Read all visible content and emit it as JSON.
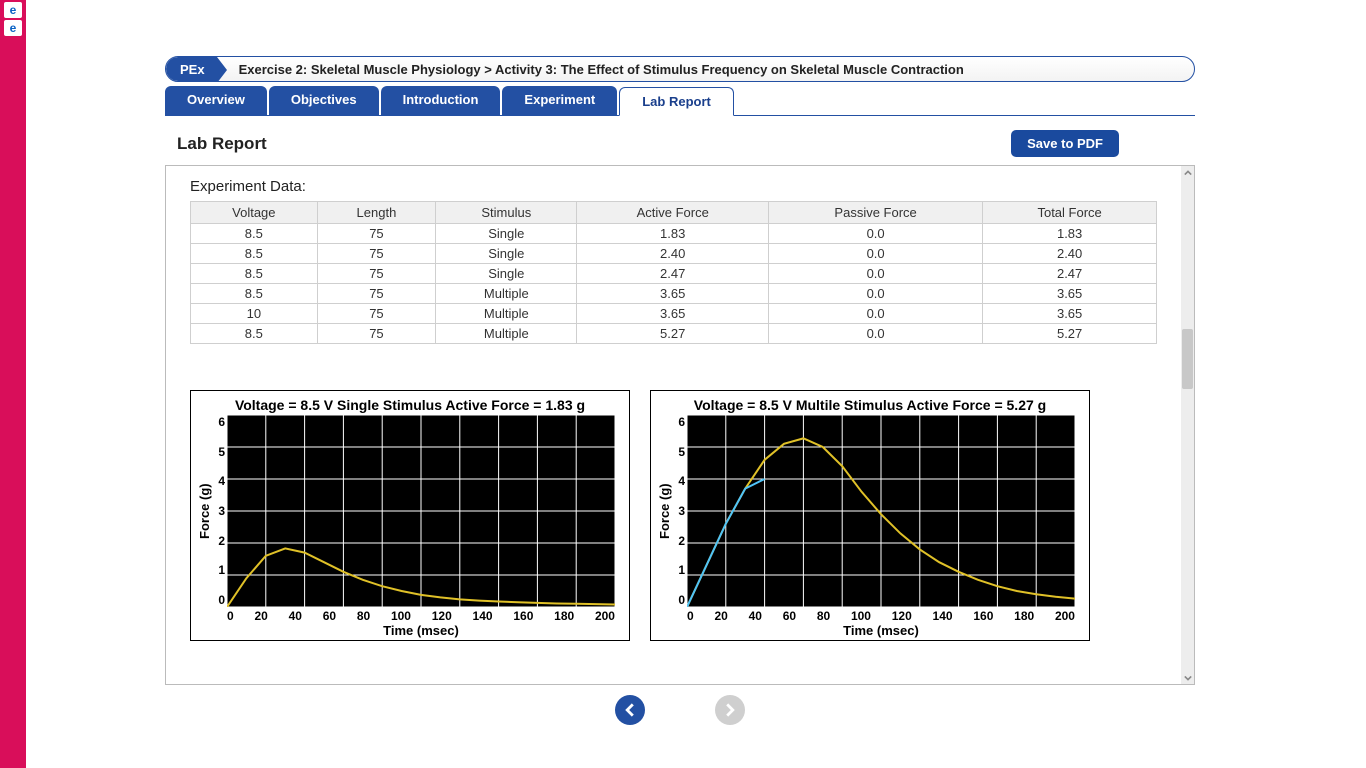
{
  "breadcrumb": {
    "badge": "PEx",
    "text": "Exercise 2: Skeletal Muscle Physiology > Activity 3: The Effect of Stimulus Frequency on Skeletal Muscle Contraction"
  },
  "tabs": {
    "overview": "Overview",
    "objectives": "Objectives",
    "introduction": "Introduction",
    "experiment": "Experiment",
    "lab_report": "Lab Report"
  },
  "page_title": "Lab Report",
  "save_btn": "Save to PDF",
  "experiment_data_title": "Experiment Data:",
  "table": {
    "headers": [
      "Voltage",
      "Length",
      "Stimulus",
      "Active Force",
      "Passive Force",
      "Total Force"
    ],
    "rows": [
      [
        "8.5",
        "75",
        "Single",
        "1.83",
        "0.0",
        "1.83"
      ],
      [
        "8.5",
        "75",
        "Single",
        "2.40",
        "0.0",
        "2.40"
      ],
      [
        "8.5",
        "75",
        "Single",
        "2.47",
        "0.0",
        "2.47"
      ],
      [
        "8.5",
        "75",
        "Multiple",
        "3.65",
        "0.0",
        "3.65"
      ],
      [
        "10",
        "75",
        "Multiple",
        "3.65",
        "0.0",
        "3.65"
      ],
      [
        "8.5",
        "75",
        "Multiple",
        "5.27",
        "0.0",
        "5.27"
      ]
    ]
  },
  "chart1": {
    "title": "Voltage = 8.5 V Single Stimulus Active Force = 1.83 g",
    "ylabel": "Force (g)",
    "xlabel": "Time (msec)",
    "yticks": [
      "6",
      "5",
      "4",
      "3",
      "2",
      "1",
      "0"
    ],
    "xticks": [
      "0",
      "20",
      "40",
      "60",
      "80",
      "100",
      "120",
      "140",
      "160",
      "180",
      "200"
    ]
  },
  "chart2": {
    "title": "Voltage = 8.5 V Multile Stimulus Active Force = 5.27 g",
    "ylabel": "Force (g)",
    "xlabel": "Time (msec)",
    "yticks": [
      "6",
      "5",
      "4",
      "3",
      "2",
      "1",
      "0"
    ],
    "xticks": [
      "0",
      "20",
      "40",
      "60",
      "80",
      "100",
      "120",
      "140",
      "160",
      "180",
      "200"
    ]
  },
  "chart_data": [
    {
      "type": "line",
      "title": "Voltage = 8.5 V Single Stimulus Active Force = 1.83 g",
      "xlabel": "Time (msec)",
      "ylabel": "Force (g)",
      "xlim": [
        0,
        200
      ],
      "ylim": [
        0,
        6
      ],
      "x": [
        0,
        10,
        20,
        30,
        40,
        50,
        60,
        70,
        80,
        90,
        100,
        110,
        120,
        130,
        140,
        150,
        160,
        170,
        180,
        190,
        200
      ],
      "series": [
        {
          "name": "force",
          "color": "#e0c128",
          "values": [
            0,
            0.9,
            1.6,
            1.83,
            1.7,
            1.4,
            1.1,
            0.85,
            0.65,
            0.5,
            0.38,
            0.3,
            0.24,
            0.2,
            0.17,
            0.15,
            0.13,
            0.11,
            0.1,
            0.09,
            0.08
          ]
        }
      ]
    },
    {
      "type": "line",
      "title": "Voltage = 8.5 V Multile Stimulus Active Force = 5.27 g",
      "xlabel": "Time (msec)",
      "ylabel": "Force (g)",
      "xlim": [
        0,
        200
      ],
      "ylim": [
        0,
        6
      ],
      "x": [
        0,
        10,
        20,
        30,
        40,
        50,
        60,
        70,
        80,
        90,
        100,
        110,
        120,
        130,
        140,
        150,
        160,
        170,
        180,
        190,
        200
      ],
      "series": [
        {
          "name": "force",
          "color": "#e0c128",
          "values": [
            0,
            1.3,
            2.6,
            3.7,
            4.6,
            5.1,
            5.27,
            5.0,
            4.4,
            3.6,
            2.9,
            2.3,
            1.8,
            1.4,
            1.1,
            0.85,
            0.65,
            0.5,
            0.4,
            0.32,
            0.26
          ]
        },
        {
          "name": "rise-overlay",
          "color": "#4fc3f7",
          "values": [
            0,
            1.3,
            2.6,
            3.7,
            4.0,
            null,
            null,
            null,
            null,
            null,
            null,
            null,
            null,
            null,
            null,
            null,
            null,
            null,
            null,
            null,
            null
          ]
        }
      ]
    }
  ]
}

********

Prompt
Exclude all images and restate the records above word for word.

Output of the exercise
Read all visible content and emit it as JSON.
{
  "breadcrumb": {
    "badge": "PEx",
    "text": "Exercise 2: Skeletal Muscle Physiology > Activity 3: The Effect of Stimulus Frequency on Skeletal Muscle Contraction"
  },
  "tabs": {
    "overview": "Overview",
    "objectives": "Objectives",
    "introduction": "Introduction",
    "experiment": "Experiment",
    "lab_report": "Lab Report"
  },
  "page_title": "Lab Report",
  "save_btn": "Save to PDF",
  "experiment_data_title": "Experiment Data:",
  "table": {
    "headers": [
      "Voltage",
      "Length",
      "Stimulus",
      "Active Force",
      "Passive Force",
      "Total Force"
    ],
    "rows": [
      [
        "8.5",
        "75",
        "Single",
        "1.83",
        "0.0",
        "1.83"
      ],
      [
        "8.5",
        "75",
        "Single",
        "2.40",
        "0.0",
        "2.40"
      ],
      [
        "8.5",
        "75",
        "Single",
        "2.47",
        "0.0",
        "2.47"
      ],
      [
        "8.5",
        "75",
        "Multiple",
        "3.65",
        "0.0",
        "3.65"
      ],
      [
        "10",
        "75",
        "Multiple",
        "3.65",
        "0.0",
        "3.65"
      ],
      [
        "8.5",
        "75",
        "Multiple",
        "5.27",
        "0.0",
        "5.27"
      ]
    ]
  },
  "chart1": {
    "title": "Voltage = 8.5 V Single Stimulus Active Force = 1.83 g",
    "ylabel": "Force (g)",
    "xlabel": "Time (msec)",
    "yticks": [
      "6",
      "5",
      "4",
      "3",
      "2",
      "1",
      "0"
    ],
    "xticks": [
      "0",
      "20",
      "40",
      "60",
      "80",
      "100",
      "120",
      "140",
      "160",
      "180",
      "200"
    ]
  },
  "chart2": {
    "title": "Voltage = 8.5 V Multile Stimulus Active Force = 5.27 g",
    "ylabel": "Force (g)",
    "xlabel": "Time (msec)",
    "yticks": [
      "6",
      "5",
      "4",
      "3",
      "2",
      "1",
      "0"
    ],
    "xticks": [
      "0",
      "20",
      "40",
      "60",
      "80",
      "100",
      "120",
      "140",
      "160",
      "180",
      "200"
    ]
  },
  "chart_data": [
    {
      "type": "line",
      "title": "Voltage = 8.5 V Single Stimulus Active Force = 1.83 g",
      "xlabel": "Time (msec)",
      "ylabel": "Force (g)",
      "xlim": [
        0,
        200
      ],
      "ylim": [
        0,
        6
      ],
      "x": [
        0,
        10,
        20,
        30,
        40,
        50,
        60,
        70,
        80,
        90,
        100,
        110,
        120,
        130,
        140,
        150,
        160,
        170,
        180,
        190,
        200
      ],
      "series": [
        {
          "name": "force",
          "color": "#e0c128",
          "values": [
            0,
            0.9,
            1.6,
            1.83,
            1.7,
            1.4,
            1.1,
            0.85,
            0.65,
            0.5,
            0.38,
            0.3,
            0.24,
            0.2,
            0.17,
            0.15,
            0.13,
            0.11,
            0.1,
            0.09,
            0.08
          ]
        }
      ]
    },
    {
      "type": "line",
      "title": "Voltage = 8.5 V Multile Stimulus Active Force = 5.27 g",
      "xlabel": "Time (msec)",
      "ylabel": "Force (g)",
      "xlim": [
        0,
        200
      ],
      "ylim": [
        0,
        6
      ],
      "x": [
        0,
        10,
        20,
        30,
        40,
        50,
        60,
        70,
        80,
        90,
        100,
        110,
        120,
        130,
        140,
        150,
        160,
        170,
        180,
        190,
        200
      ],
      "series": [
        {
          "name": "force",
          "color": "#e0c128",
          "values": [
            0,
            1.3,
            2.6,
            3.7,
            4.6,
            5.1,
            5.27,
            5.0,
            4.4,
            3.6,
            2.9,
            2.3,
            1.8,
            1.4,
            1.1,
            0.85,
            0.65,
            0.5,
            0.4,
            0.32,
            0.26
          ]
        },
        {
          "name": "rise-overlay",
          "color": "#4fc3f7",
          "values": [
            0,
            1.3,
            2.6,
            3.7,
            4.0,
            null,
            null,
            null,
            null,
            null,
            null,
            null,
            null,
            null,
            null,
            null,
            null,
            null,
            null,
            null,
            null
          ]
        }
      ]
    }
  ]
}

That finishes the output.